Element data from apps and pages
----------------------------------------

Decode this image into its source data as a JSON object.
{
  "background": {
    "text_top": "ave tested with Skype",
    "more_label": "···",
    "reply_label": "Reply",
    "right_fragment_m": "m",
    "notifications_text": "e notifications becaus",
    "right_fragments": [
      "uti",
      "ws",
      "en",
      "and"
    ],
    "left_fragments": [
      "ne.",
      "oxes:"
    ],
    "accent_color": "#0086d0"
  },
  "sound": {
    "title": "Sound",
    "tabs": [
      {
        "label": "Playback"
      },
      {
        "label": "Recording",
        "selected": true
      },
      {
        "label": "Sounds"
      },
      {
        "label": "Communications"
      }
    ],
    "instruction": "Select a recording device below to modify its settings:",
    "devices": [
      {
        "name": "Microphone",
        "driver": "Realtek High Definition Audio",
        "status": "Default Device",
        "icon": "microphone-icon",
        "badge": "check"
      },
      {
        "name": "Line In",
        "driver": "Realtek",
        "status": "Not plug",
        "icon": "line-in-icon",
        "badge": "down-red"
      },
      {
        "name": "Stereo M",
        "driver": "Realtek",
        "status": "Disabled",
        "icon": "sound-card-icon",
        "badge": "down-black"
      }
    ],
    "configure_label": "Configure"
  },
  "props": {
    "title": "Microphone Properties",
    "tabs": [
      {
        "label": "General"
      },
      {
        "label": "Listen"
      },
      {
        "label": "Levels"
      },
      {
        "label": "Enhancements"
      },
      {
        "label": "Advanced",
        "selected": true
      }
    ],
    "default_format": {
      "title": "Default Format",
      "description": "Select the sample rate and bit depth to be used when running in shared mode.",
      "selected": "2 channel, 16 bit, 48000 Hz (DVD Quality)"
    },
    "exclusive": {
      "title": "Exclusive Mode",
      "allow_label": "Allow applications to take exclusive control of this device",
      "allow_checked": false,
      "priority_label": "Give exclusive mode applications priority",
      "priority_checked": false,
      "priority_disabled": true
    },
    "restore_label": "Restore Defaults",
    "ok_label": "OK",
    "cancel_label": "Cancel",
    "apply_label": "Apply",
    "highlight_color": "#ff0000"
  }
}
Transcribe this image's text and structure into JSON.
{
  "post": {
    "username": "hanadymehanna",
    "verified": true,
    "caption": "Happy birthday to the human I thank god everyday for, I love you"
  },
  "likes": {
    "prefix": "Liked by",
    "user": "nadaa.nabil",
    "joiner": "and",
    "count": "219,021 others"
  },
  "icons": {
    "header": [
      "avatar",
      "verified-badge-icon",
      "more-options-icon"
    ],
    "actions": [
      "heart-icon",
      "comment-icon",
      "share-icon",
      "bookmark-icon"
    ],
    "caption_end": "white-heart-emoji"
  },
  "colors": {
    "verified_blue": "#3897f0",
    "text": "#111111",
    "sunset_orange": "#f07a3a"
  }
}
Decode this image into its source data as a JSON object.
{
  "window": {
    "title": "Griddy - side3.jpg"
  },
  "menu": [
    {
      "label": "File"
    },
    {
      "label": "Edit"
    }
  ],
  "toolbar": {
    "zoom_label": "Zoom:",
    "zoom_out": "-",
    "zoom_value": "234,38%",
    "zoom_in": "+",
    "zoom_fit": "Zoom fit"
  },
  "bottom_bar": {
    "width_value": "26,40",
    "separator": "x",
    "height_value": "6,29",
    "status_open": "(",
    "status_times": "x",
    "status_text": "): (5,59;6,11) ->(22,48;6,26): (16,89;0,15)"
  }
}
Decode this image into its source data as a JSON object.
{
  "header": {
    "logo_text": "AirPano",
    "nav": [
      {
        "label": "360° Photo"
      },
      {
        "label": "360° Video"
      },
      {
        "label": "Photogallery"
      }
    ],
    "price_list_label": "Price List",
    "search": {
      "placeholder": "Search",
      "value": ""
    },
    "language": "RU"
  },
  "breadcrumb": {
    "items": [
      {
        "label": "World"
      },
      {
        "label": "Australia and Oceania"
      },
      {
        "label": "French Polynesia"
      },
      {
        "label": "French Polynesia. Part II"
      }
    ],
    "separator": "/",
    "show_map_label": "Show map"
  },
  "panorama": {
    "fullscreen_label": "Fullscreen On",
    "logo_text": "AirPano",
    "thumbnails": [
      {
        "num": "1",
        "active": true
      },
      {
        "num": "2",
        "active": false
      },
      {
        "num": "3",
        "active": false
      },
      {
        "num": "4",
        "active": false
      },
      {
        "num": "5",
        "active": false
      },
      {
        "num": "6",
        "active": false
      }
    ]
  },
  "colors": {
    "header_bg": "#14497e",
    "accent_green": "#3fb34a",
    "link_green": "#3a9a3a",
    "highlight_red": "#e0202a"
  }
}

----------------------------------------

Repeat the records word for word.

- [Response box]:
Decode this image into its source data as a JSON object.
{
  "background": {
    "text_top": "ave tested with Skype",
    "more_label": "···",
    "reply_label": "Reply",
    "right_fragment_m": "m",
    "notifications_text": "e notifications becaus",
    "right_fragments": [
      "uti",
      "ws",
      "en",
      "and"
    ],
    "left_fragments": [
      "ne.",
      "oxes:"
    ],
    "accent_color": "#0086d0"
  },
  "sound": {
    "title": "Sound",
    "tabs": [
      {
        "label": "Playback"
      },
      {
        "label": "Recording",
        "selected": true
      },
      {
        "label": "Sounds"
      },
      {
        "label": "Communications"
      }
    ],
    "instruction": "Select a recording device below to modify its settings:",
    "devices": [
      {
        "name": "Microphone",
        "driver": "Realtek High Definition Audio",
        "status": "Default Device",
        "icon": "microphone-icon",
        "badge": "check"
      },
      {
        "name": "Line In",
        "driver": "Realtek",
        "status": "Not plug",
        "icon": "line-in-icon",
        "badge": "down-red"
      },
      {
        "name": "Stereo M",
        "driver": "Realtek",
        "status": "Disabled",
        "icon": "sound-card-icon",
        "badge": "down-black"
      }
    ],
    "configure_label": "Configure"
  },
  "props": {
    "title": "Microphone Properties",
    "tabs": [
      {
        "label": "General"
      },
      {
        "label": "Listen"
      },
      {
        "label": "Levels"
      },
      {
        "label": "Enhancements"
      },
      {
        "label": "Advanced",
        "selected": true
      }
    ],
    "default_format": {
      "title": "Default Format",
      "description": "Select the sample rate and bit depth to be used when running in shared mode.",
      "selected": "2 channel, 16 bit, 48000 Hz (DVD Quality)"
    },
    "exclusive": {
      "title": "Exclusive Mode",
      "allow_label": "Allow applications to take exclusive control of this device",
      "allow_checked": false,
      "priority_label": "Give exclusive mode applications priority",
      "priority_checked": false,
      "priority_disabled": true
    },
    "restore_label": "Restore Defaults",
    "ok_label": "OK",
    "cancel_label": "Cancel",
    "apply_label": "Apply",
    "highlight_color": "#ff0000"
  }
}
Transcribe this image's text and structure into JSON.
{
  "post": {
    "username": "hanadymehanna",
    "verified": true,
    "caption": "Happy birthday to the human I thank god everyday for, I love you"
  },
  "likes": {
    "prefix": "Liked by",
    "user": "nadaa.nabil",
    "joiner": "and",
    "count": "219,021 others"
  },
  "icons": {
    "header": [
      "avatar",
      "verified-badge-icon",
      "more-options-icon"
    ],
    "actions": [
      "heart-icon",
      "comment-icon",
      "share-icon",
      "bookmark-icon"
    ],
    "caption_end": "white-heart-emoji"
  },
  "colors": {
    "verified_blue": "#3897f0",
    "text": "#111111",
    "sunset_orange": "#f07a3a"
  }
}
Decode this image into its source data as a JSON object.
{
  "window": {
    "title": "Griddy - side3.jpg"
  },
  "menu": [
    {
      "label": "File"
    },
    {
      "label": "Edit"
    }
  ],
  "toolbar": {
    "zoom_label": "Zoom:",
    "zoom_out": "-",
    "zoom_value": "234,38%",
    "zoom_in": "+",
    "zoom_fit": "Zoom fit"
  },
  "bottom_bar": {
    "width_value": "26,40",
    "separator": "x",
    "height_value": "6,29",
    "status_open": "(",
    "status_times": "x",
    "status_text": "): (5,59;6,11) ->(22,48;6,26): (16,89;0,15)"
  }
}
Decode this image into its source data as a JSON object.
{
  "header": {
    "logo_text": "AirPano",
    "nav": [
      {
        "label": "360° Photo"
      },
      {
        "label": "360° Video"
      },
      {
        "label": "Photogallery"
      }
    ],
    "price_list_label": "Price List",
    "search": {
      "placeholder": "Search",
      "value": ""
    },
    "language": "RU"
  },
  "breadcrumb": {
    "items": [
      {
        "label": "World"
      },
      {
        "label": "Australia and Oceania"
      },
      {
        "label": "French Polynesia"
      },
      {
        "label": "French Polynesia. Part II"
      }
    ],
    "separator": "/",
    "show_map_label": "Show map"
  },
  "panorama": {
    "fullscreen_label": "Fullscreen On",
    "logo_text": "AirPano",
    "thumbnails": [
      {
        "num": "1",
        "active": true
      },
      {
        "num": "2",
        "active": false
      },
      {
        "num": "3",
        "active": false
      },
      {
        "num": "4",
        "active": false
      },
      {
        "num": "5",
        "active": false
      },
      {
        "num": "6",
        "active": false
      }
    ]
  },
  "colors": {
    "header_bg": "#14497e",
    "accent_green": "#3fb34a",
    "link_green": "#3a9a3a",
    "highlight_red": "#e0202a"
  }
}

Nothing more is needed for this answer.